This is Berk. It snows nine months of the year, and hails the other three. Any food that grows here is tough and tasteless. The people that grow here are even more so. The only upsides are the pets. While other places have ponies or parrots… we have… dragons.
-Hiccup of Berk, How to Tame Your Dragon
Several weeks ago, we began our journey into exploring themes of fantasy. First, we started with High Fantasy and explored the ever evolving tropes that exist within genre fiction. Now it is time to take a step back to discover what lays beyond in the sub-genre dubbed, “Low Fantasy”. Often when we think of fantasy we think of the obvious concepts of elves, dwarves, and humans. Of powerful mages who wield might magicks against their enemies.
Low Fantasy changes this and often magick becomes rare or non-existent completely. TvTropes.com is a bevy of definitions for Low Fantasy, and I think the first we should examine is the notion of Mundane Settings. A fantastic example of this is the How to Tame Your Dragon franchise. Set on an unnamed world focused primarily on Vikings, the series is bereft of most the magic often seen high fantasy. There are no elves to teach ancient lore, nor are there any Dwarves to smith the finest steel.

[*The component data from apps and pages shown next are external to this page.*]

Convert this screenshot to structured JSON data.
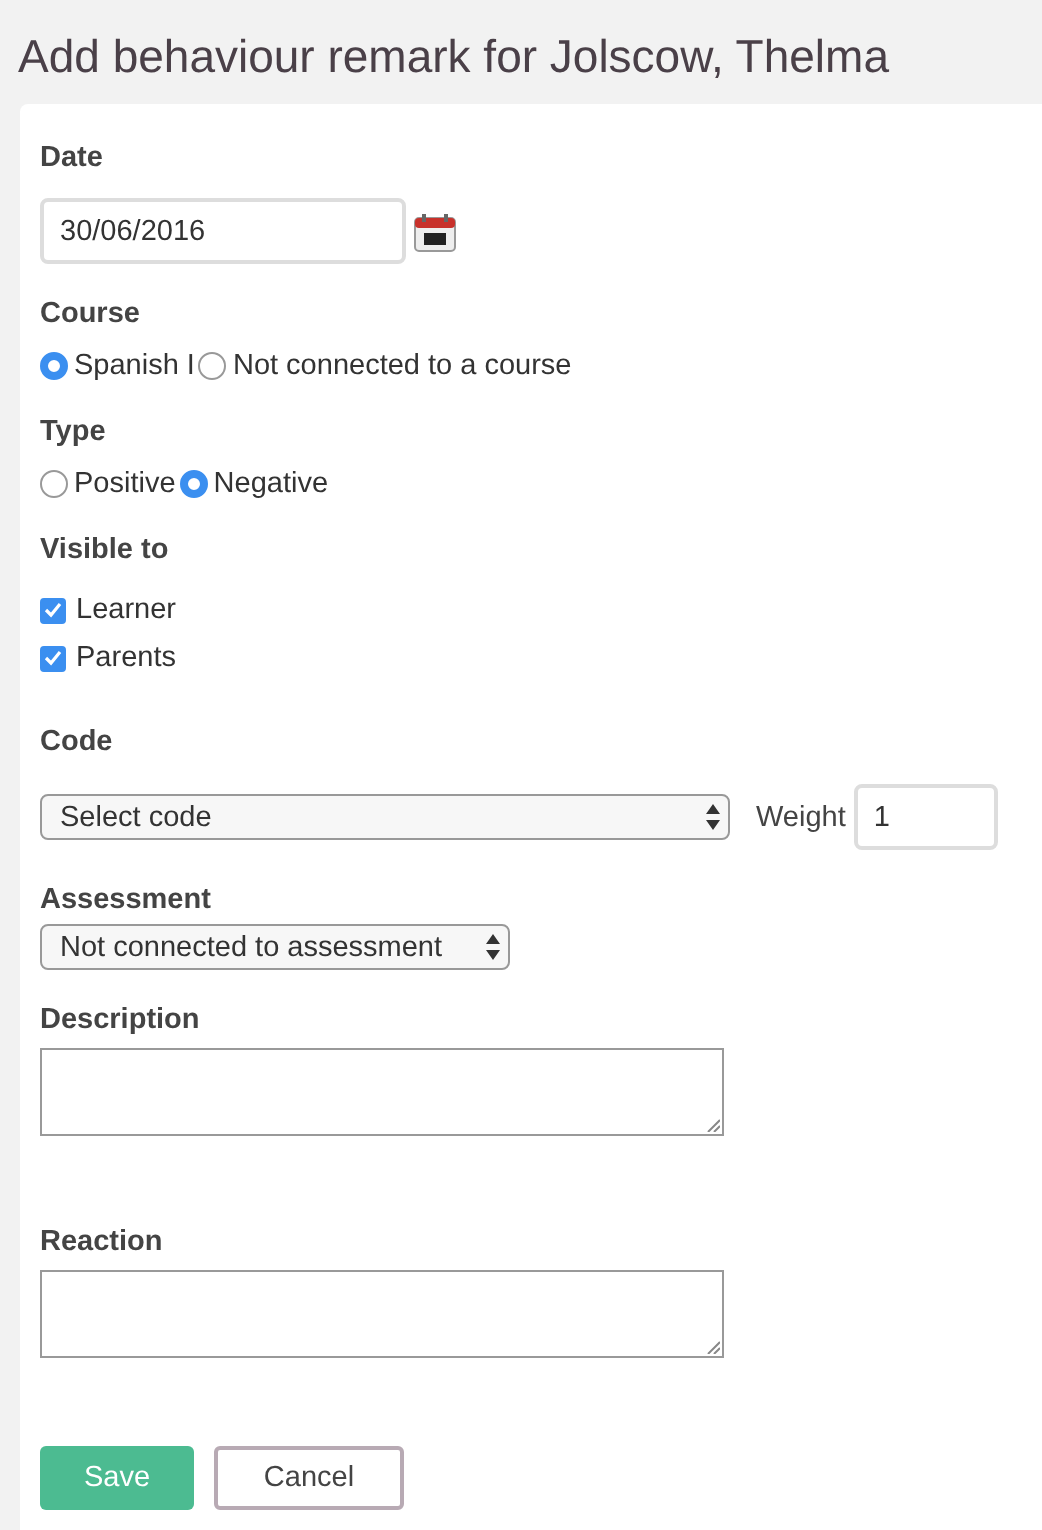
{
  "page_title": "Add behaviour remark for Jolscow, Thelma",
  "date": {
    "label": "Date",
    "value": "30/06/2016"
  },
  "course": {
    "label": "Course",
    "options": [
      {
        "label": "Spanish I",
        "selected": true
      },
      {
        "label": "Not connected to a course",
        "selected": false
      }
    ]
  },
  "type": {
    "label": "Type",
    "options": [
      {
        "label": "Positive",
        "selected": false
      },
      {
        "label": "Negative",
        "selected": true
      }
    ]
  },
  "visible_to": {
    "label": "Visible to",
    "options": [
      {
        "label": "Learner",
        "checked": true
      },
      {
        "label": "Parents",
        "checked": true
      }
    ]
  },
  "code": {
    "label": "Code",
    "value": "Select code"
  },
  "weight": {
    "label": "Weight",
    "value": "1"
  },
  "assessment": {
    "label": "Assessment",
    "value": "Not connected to assessment"
  },
  "description": {
    "label": "Description"
  },
  "reaction": {
    "label": "Reaction"
  },
  "buttons": [
    {
      "label": "Save",
      "kind": "primary"
    },
    {
      "label": "Cancel",
      "kind": "secondary"
    }
  ]
}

No in this way series focuses instead on magical creatures which are simply a part of the world around them, of these, are Dragons. Now in this world, Dragons and Humans are perhaps the only sentient species. Dragons have their own rough sense of culture with an alpha leading large groups of them. Otherwise, there is no spell casting. Even the more “magical” concepts such as a flaming sword are created via engineering and using draconic materials. Suspension of disbelief for How to Tame Your Dragon is still quite high, but we aren’t following an unrestricted or even restricted set of magical rules that change the fundamental laws of reality.
Cynicism and Morality

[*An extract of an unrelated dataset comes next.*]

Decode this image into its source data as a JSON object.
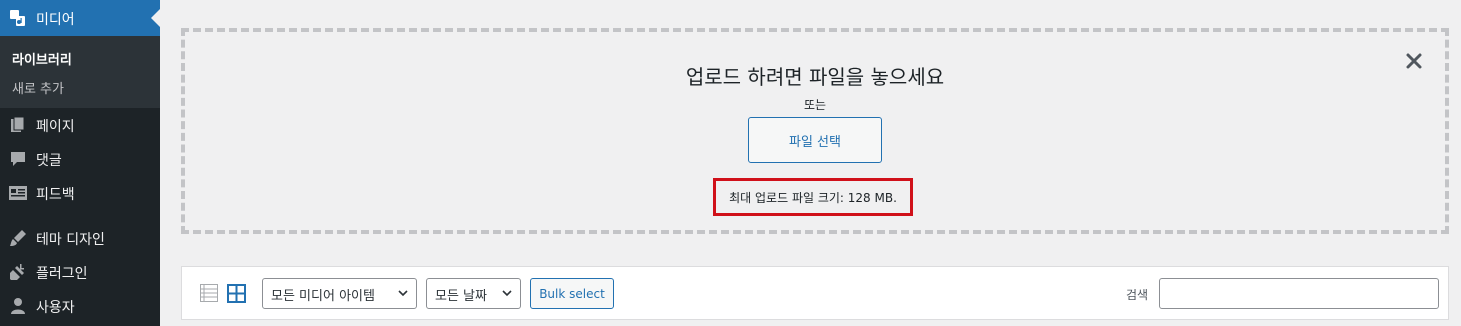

Another aspect of Low Fantasy is Cynicism that pervades the world itself. Chief among the examples is Song of Ice and Fire (Game of Thrones) which started initially as a mythic low fantasy setting and has risen with each novel. But Planetos is still a good look in how Low Fantasy settings often settle on Grey Morality to tell their stories. Each House of Westeros has their own agendas and their moral ethics. The Starks with their unbending desire for honor and the Lannisters bear a strong desire to rule. Then we add in even more dynastic politics and we see a world bleeding gray wherever the reader can see.

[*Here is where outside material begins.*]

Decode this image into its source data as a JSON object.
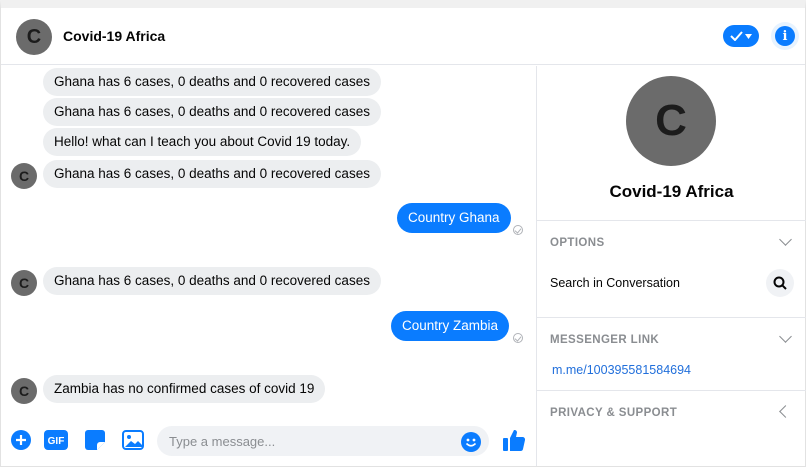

High Fantasy series historically have focused on black and white or simply good versus evil in the greater scheme of storytelling. Black and white morality helps the reader feel a sense of grounding. Orcs are bad, and humans are good. But, more often than not this kind of thinking leads to a lot fo the more dangerous devices we employ in writing. It removes any real face to why we face evil, and it can lead to a lack of understanding of good writing. Low Fantasy seems to take its cynical viewpoint on morality is meant to provide a greater focus on the individual rather than the greater whole.
I believe in that the surge in “Dark Fantasy” novels was born out of the Low Fantasy desire for controlled magick and for settings that were more grounded in what we know of in reality. We will cover that even more so at a later date.
Methods and Sorcery
Magic and Sorcery are usually far more limited in Low Fantasy, and this has a startling effect on the world setting in general. Instead of grand sorcerous actions that will destroy the world, it is often the work of someone with greater numbers, better fighters or much more. In Song and Ice and Fire, the Game of Thrones itself is the source of much power. The Lannisters do well because they have the money and troops to back themselves.
In Conan the Barian stories, we see many great monsters in the form of giant snakes and much more. The World of Cimmeria is a vibrant world filled with ancient demons and powerful magicks that Conan has a right to distrust. The method in this world is focused on the raw power of humans rather than the abilities of the supernatural. Conan’s power come from his Barbarian guile and the ferocity of his bodily self. Strength alone at times was all that Conan could call upon or pure ferocity of spirit. Magic often in these worlds is a dangerous thing and one that is outright frightening. Wizards and Sorcerer’s a corrupt individual who draw their supernatural skills not from natural magical energy, but from deals with demons or powerful antediluvian ancient artifacts.
An Older Genre Birthing New Ones
We have already discussed how Dark Fantasy arises as a subgrene of Low Fantasy and much more. The popularity of Low Fantasy has increased over the years. Shows such as Salem, or Penny Dreadful tow the line between Urban Fantasy with the darker notions of Low Fantasy’s history. Much of the historical context of Low Fantasy relies heavily on the early Pulp Movement and authors such as Edgar Rice Burroughs and Robert E. Howard. Modern takes on Low Fantasy often involve a focus on Victoriana settings or darker horror movements. Where the genre will go in the future is anyone’s guess, but it certainly has had an impact on modern writing as a whole.